UV radiation has 3 specific wavebands
They differ in their biological activity and the depth to which they penetrate into the skin.
The two you need to know about are

UVA is the long wavelength (320-400 nm) and accounts for up to 95 percent of the solar UV radiation reaching the Earth’s surface.
It can penetrate into the deeper layers of the skin and has for years been thought to play a major part in skin ageing and wrinkling.
The important thing to remember is that UVA rays are present during all daylight hours including the winter months so we need to protect ourselves.
It’s also useful to know that it can penetrate through clouds and glass – which means that any windows you sit by are not protecting you!

UVB is the middle-range of UV with wavelengths between 290-320 nm.
It’s responsible for burning, tanning and acceleration of skin ageing and plays a key role in the development of skin cancer.  It doesn’t penetrate through glass like UVA.

Find protection that offers multi-spectrum protection against both UVA and UVB.
Just because a sunscreen states a high SPF rating, it doesn’t mean it protects against both forms of UV radiation. Read the label to make sure you have proper protection.

Looking after your skin in winter will pay dividends in the Spring!

Any questions let us know

Skin Allergies – Just the beginning?

July 10, 2013

Warning over ‘epidemic’ of skin allergies from chemicals in cosmetics and household products

I wonder how many people took this headline seriously. We should, because it could have wider implications than we realise.

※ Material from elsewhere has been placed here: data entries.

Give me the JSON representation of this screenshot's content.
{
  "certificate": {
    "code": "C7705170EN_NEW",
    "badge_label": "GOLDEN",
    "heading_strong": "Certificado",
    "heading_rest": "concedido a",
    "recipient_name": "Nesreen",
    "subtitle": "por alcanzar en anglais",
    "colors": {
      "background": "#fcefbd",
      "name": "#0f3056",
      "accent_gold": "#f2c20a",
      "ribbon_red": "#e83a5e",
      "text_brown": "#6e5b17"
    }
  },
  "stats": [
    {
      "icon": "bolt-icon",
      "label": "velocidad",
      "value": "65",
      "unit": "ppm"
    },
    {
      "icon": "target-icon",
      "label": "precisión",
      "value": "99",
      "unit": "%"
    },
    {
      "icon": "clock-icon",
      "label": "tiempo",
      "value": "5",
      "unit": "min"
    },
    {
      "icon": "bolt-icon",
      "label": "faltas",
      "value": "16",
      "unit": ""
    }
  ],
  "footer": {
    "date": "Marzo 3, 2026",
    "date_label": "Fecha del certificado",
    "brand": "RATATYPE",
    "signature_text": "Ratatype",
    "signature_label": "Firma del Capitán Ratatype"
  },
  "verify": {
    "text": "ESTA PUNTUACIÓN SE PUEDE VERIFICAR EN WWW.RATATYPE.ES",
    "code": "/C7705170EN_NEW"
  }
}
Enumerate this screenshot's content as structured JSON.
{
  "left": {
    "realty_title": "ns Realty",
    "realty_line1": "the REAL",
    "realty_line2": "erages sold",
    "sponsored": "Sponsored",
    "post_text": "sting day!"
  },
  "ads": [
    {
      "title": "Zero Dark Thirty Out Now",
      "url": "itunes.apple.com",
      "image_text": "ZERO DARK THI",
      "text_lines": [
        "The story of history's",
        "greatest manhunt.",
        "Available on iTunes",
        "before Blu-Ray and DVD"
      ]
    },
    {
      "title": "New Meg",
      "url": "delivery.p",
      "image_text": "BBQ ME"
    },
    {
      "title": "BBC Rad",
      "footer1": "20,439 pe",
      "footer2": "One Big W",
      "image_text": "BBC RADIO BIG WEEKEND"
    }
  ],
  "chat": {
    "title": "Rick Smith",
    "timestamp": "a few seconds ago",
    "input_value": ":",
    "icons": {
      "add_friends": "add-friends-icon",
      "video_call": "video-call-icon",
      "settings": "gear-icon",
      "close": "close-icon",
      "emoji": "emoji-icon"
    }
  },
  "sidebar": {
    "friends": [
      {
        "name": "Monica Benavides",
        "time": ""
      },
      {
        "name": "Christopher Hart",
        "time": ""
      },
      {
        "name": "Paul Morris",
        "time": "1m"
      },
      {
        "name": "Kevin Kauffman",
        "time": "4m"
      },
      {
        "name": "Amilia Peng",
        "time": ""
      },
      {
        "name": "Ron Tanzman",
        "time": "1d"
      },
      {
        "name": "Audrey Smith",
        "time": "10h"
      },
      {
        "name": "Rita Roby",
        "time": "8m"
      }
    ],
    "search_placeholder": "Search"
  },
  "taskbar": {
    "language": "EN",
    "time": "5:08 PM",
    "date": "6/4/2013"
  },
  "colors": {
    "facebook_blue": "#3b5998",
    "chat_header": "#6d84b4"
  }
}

At last, the news is out that chemicals you put on your skin can have consequences for your health; in fact, you could say that your skin is an excellent drug delivery system!  After all, that’s why hormone patches and nicotine patches work!  So it should come as no surprise that MI (methylisothiazolinone) has negative effects on your skin.

In a world that in increasingly toxic I believe we no longer have the physiological capacity to deal with the huge rise in toxic chemicals that we are exposed to on a daily basis in one form or another.

Since World War 11, 80,000 new synthetic chemicals have been  produced and released into the environment  –  pesticides, herbicides, chemical solvents, xenobiotics, toxic metals, plasticisers, disinfectants, chemicals from industrial pollution, nitrates and fertilisers, not to mention the rise in smoking and second hand smoke,   – and those are just a handful of what’s on offer.

As far back as 1962, the potential risk from chemicals was highlighted by Rachel Carson in her ground breaking book Silent Spring.

Whilst many companies claim that toxicology studies are done on a particular chemical, what no one can do is assess the risks when different chemicals are combined. If you think about it, it’s an impossible task, where would you begin? There is no way you could test all the different combinations.

Most women are using hundreds of chemicals on a daily basis – shower gel, deodorant, moisturiser, eye cream, night cream, eye shadow, eye liner, lip liner, blusher, lipstick etc and they’re using them every single day.

Many of these chemicals are fat soluble. That means they are stored in fatty/adipose tissue in your body and the organ with the highest % of fat is your brain!

At the moment, the focus is on skin and allergies, but how long will it take to recognise that the increase in brain diseases such as Parkinsons and Alzheimers, just might have something to do with the rise in chemicals in our environment, in our homes, in the products we put on our skin and which, I believe, based on the work I do with clients who suffer from Multiple Chemical Sensitivity, are no longer metabolised by an overloaded liver.

When you realise that your liver has specific pathways that deal with all the toxicity most of us are exposed to, it makes sense to support and look after it, which could mean changing your diet, giving up alcohol, changing the products you use, going on a detox, taking appropriate supplements to support liver function..…….there are many options!  There’s a school of thought that says ‘detoxing’ isn’t necessary and it’s a waste of time and money, but your liver is fundamental to your health so it makes sense to take the very best care of it.